YOUR INSTRUCTIONS: From the first line to the last, repeat the data below exactly.

· · · ·

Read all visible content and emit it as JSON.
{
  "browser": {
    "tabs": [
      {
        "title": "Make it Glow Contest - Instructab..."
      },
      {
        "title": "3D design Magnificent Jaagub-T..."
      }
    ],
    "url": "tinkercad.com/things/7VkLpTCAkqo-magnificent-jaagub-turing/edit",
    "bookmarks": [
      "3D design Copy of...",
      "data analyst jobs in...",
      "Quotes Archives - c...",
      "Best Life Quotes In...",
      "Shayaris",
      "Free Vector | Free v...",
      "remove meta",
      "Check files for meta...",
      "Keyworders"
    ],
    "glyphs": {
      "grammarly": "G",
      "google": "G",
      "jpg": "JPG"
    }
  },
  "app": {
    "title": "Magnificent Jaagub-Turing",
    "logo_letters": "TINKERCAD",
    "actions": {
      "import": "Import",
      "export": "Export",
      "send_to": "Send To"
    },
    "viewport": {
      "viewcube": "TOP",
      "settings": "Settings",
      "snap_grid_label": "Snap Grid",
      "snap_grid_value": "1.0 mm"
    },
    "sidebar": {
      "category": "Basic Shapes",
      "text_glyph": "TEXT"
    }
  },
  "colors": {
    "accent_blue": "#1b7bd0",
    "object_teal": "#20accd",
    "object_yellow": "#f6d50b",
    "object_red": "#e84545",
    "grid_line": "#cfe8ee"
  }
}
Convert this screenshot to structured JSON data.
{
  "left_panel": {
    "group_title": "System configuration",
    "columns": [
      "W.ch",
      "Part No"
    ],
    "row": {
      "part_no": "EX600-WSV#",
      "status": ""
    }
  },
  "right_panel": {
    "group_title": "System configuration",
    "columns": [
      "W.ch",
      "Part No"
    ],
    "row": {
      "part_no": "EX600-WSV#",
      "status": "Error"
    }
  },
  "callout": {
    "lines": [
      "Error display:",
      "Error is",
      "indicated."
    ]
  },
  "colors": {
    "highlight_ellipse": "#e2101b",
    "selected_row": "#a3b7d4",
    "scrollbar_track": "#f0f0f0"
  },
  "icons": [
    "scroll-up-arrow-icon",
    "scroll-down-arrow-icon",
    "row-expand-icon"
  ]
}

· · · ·

REPLY TO THE EXERCISE:
Read all visible content and emit it as JSON.
{
  "browser": {
    "tabs": [
      {
        "title": "Make it Glow Contest - Instructab..."
      },
      {
        "title": "3D design Magnificent Jaagub-T..."
      }
    ],
    "url": "tinkercad.com/things/7VkLpTCAkqo-magnificent-jaagub-turing/edit",
    "bookmarks": [
      "3D design Copy of...",
      "data analyst jobs in...",
      "Quotes Archives - c...",
      "Best Life Quotes In...",
      "Shayaris",
      "Free Vector | Free v...",
      "remove meta",
      "Check files for meta...",
      "Keyworders"
    ],
    "glyphs": {
      "grammarly": "G",
      "google": "G",
      "jpg": "JPG"
    }
  },
  "app": {
    "title": "Magnificent Jaagub-Turing",
    "logo_letters": "TINKERCAD",
    "actions": {
      "import": "Import",
      "export": "Export",
      "send_to": "Send To"
    },
    "viewport": {
      "viewcube": "TOP",
      "settings": "Settings",
      "snap_grid_label": "Snap Grid",
      "snap_grid_value": "1.0 mm"
    },
    "sidebar": {
      "category": "Basic Shapes",
      "text_glyph": "TEXT"
    }
  },
  "colors": {
    "accent_blue": "#1b7bd0",
    "object_teal": "#20accd",
    "object_yellow": "#f6d50b",
    "object_red": "#e84545",
    "grid_line": "#cfe8ee"
  }
}
Convert this screenshot to structured JSON data.
{
  "left_panel": {
    "group_title": "System configuration",
    "columns": [
      "W.ch",
      "Part No"
    ],
    "row": {
      "part_no": "EX600-WSV#",
      "status": ""
    }
  },
  "right_panel": {
    "group_title": "System configuration",
    "columns": [
      "W.ch",
      "Part No"
    ],
    "row": {
      "part_no": "EX600-WSV#",
      "status": "Error"
    }
  },
  "callout": {
    "lines": [
      "Error display:",
      "Error is",
      "indicated."
    ]
  },
  "colors": {
    "highlight_ellipse": "#e2101b",
    "selected_row": "#a3b7d4",
    "scrollbar_track": "#f0f0f0"
  },
  "icons": [
    "scroll-up-arrow-icon",
    "scroll-down-arrow-icon",
    "row-expand-icon"
  ]
}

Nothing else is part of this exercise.